> _Problem description_
Return every line of the listing that includes the string "新建文件夹".

> _Provided data_
___

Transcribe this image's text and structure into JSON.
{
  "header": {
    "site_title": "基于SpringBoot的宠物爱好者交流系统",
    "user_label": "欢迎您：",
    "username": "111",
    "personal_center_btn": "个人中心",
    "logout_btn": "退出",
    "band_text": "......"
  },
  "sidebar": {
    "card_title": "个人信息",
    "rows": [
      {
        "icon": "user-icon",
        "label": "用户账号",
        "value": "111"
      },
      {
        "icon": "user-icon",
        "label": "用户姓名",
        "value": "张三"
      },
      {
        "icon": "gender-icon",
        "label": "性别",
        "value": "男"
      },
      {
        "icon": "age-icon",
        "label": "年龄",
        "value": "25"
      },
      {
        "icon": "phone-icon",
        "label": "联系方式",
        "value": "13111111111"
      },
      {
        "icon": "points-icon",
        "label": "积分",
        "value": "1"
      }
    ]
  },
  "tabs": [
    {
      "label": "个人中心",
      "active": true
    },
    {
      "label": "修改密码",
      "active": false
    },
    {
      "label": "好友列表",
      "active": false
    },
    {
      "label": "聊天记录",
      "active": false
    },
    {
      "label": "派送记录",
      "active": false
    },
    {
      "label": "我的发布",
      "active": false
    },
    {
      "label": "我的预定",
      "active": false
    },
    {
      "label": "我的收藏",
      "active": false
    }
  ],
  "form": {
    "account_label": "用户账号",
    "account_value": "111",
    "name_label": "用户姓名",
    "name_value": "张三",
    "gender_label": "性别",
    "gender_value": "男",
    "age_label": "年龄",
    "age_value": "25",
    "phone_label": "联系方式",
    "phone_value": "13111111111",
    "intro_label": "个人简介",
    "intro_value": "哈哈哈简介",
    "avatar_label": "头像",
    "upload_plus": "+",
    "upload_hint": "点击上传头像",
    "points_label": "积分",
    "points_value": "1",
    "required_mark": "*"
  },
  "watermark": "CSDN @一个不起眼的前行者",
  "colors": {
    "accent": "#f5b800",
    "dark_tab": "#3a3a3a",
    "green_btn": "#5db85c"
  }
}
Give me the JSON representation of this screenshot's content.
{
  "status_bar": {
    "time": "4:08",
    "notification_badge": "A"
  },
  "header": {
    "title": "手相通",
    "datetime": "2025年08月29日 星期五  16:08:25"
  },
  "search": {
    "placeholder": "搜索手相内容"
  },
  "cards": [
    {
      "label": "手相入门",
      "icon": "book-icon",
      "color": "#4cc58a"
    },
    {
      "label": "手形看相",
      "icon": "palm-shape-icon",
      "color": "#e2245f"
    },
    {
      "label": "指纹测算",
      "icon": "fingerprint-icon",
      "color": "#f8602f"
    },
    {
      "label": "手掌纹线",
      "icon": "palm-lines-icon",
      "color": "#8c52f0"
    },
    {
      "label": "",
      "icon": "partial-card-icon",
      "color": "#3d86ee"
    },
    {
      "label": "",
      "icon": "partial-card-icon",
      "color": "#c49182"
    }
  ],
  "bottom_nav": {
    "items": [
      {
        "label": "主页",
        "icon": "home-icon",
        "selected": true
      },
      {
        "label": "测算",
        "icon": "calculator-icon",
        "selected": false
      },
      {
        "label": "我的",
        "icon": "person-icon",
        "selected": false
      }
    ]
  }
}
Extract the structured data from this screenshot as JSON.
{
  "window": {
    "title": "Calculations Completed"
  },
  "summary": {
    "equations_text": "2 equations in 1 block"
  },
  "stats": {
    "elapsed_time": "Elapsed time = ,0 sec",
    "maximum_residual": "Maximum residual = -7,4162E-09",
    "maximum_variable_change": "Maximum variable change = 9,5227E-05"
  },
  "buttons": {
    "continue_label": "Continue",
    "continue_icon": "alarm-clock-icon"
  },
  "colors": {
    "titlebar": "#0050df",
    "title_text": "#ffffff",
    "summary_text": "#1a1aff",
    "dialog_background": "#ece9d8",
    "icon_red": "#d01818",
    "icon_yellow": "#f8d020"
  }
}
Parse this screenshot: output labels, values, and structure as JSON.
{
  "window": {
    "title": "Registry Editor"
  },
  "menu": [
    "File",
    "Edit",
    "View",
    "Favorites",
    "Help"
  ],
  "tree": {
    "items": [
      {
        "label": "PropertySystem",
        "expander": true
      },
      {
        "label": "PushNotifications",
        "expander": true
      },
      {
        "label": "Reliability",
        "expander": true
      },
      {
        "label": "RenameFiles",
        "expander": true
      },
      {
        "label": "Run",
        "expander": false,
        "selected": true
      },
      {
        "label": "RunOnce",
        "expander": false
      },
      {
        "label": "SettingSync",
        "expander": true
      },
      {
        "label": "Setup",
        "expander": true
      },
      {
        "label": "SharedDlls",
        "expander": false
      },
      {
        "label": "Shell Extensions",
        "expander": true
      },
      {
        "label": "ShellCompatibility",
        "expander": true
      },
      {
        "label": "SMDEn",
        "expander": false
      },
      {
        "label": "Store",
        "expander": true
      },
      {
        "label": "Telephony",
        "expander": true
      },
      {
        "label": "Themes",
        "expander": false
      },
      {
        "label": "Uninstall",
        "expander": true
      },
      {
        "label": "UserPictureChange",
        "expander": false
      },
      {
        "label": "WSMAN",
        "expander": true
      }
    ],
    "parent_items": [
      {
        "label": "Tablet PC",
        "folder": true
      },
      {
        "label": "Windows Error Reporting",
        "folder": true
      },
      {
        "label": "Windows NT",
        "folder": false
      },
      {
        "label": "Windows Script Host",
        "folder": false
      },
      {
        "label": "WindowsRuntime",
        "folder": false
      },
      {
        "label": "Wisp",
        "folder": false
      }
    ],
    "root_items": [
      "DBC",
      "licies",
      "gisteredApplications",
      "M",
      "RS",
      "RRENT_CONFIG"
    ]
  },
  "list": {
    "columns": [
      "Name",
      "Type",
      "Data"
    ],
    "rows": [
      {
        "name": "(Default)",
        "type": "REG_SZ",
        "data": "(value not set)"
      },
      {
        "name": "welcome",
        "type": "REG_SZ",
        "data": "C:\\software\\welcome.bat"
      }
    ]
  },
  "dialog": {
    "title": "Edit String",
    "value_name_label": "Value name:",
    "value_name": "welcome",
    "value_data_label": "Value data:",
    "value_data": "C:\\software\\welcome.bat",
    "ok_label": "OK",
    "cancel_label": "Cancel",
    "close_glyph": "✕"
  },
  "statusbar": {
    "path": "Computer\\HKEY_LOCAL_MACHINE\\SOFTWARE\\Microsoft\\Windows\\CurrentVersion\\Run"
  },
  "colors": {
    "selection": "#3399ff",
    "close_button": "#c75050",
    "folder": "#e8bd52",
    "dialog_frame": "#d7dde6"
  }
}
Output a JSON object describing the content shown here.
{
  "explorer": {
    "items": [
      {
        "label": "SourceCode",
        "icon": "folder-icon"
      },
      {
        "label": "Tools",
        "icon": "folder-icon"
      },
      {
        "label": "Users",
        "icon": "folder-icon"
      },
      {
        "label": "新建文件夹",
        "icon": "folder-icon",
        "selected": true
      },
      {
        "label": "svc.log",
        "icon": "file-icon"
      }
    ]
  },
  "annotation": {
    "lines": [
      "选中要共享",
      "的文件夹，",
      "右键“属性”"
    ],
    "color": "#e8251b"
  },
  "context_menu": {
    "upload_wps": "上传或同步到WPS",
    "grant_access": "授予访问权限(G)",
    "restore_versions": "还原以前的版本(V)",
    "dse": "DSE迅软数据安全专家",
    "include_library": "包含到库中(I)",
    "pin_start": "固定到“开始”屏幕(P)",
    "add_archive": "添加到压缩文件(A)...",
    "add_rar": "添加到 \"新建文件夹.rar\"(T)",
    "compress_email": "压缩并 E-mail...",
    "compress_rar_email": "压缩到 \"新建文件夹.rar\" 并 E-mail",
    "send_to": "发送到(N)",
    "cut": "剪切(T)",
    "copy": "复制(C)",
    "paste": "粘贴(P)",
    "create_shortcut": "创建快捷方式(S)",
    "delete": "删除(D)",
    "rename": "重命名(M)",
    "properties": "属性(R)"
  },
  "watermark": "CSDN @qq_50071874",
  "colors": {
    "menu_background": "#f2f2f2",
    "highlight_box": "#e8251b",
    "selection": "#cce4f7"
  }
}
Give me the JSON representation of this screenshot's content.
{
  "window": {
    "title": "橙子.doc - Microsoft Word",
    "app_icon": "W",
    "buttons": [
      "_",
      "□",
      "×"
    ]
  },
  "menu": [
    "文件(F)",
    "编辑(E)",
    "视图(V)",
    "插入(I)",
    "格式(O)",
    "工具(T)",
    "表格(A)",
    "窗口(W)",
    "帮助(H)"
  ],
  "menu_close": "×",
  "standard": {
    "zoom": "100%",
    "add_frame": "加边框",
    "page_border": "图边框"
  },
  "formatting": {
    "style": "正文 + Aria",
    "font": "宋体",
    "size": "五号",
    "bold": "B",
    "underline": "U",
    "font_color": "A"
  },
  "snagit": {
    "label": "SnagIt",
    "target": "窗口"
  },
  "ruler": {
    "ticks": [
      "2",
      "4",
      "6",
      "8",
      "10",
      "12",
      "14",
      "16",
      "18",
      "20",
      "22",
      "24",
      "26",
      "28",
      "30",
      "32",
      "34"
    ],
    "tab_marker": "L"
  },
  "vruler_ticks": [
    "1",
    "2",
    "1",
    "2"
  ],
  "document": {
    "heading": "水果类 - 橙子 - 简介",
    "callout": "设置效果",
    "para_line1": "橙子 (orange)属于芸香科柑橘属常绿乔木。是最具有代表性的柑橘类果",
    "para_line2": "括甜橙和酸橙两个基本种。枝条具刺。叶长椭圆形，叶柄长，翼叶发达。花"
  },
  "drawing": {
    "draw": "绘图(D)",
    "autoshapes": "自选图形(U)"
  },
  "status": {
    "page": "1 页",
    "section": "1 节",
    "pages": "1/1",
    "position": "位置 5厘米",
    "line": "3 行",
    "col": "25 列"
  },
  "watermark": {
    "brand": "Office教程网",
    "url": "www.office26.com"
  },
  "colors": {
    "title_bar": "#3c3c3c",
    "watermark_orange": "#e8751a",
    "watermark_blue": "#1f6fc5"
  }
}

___

> _Task response_
        "label": "新建文件夹",
    "add_rar": "添加到 \"新建文件夹.rar\"(T)",
    "compress_rar_email": "压缩到 \"新建文件夹.rar\" 并 E-mail",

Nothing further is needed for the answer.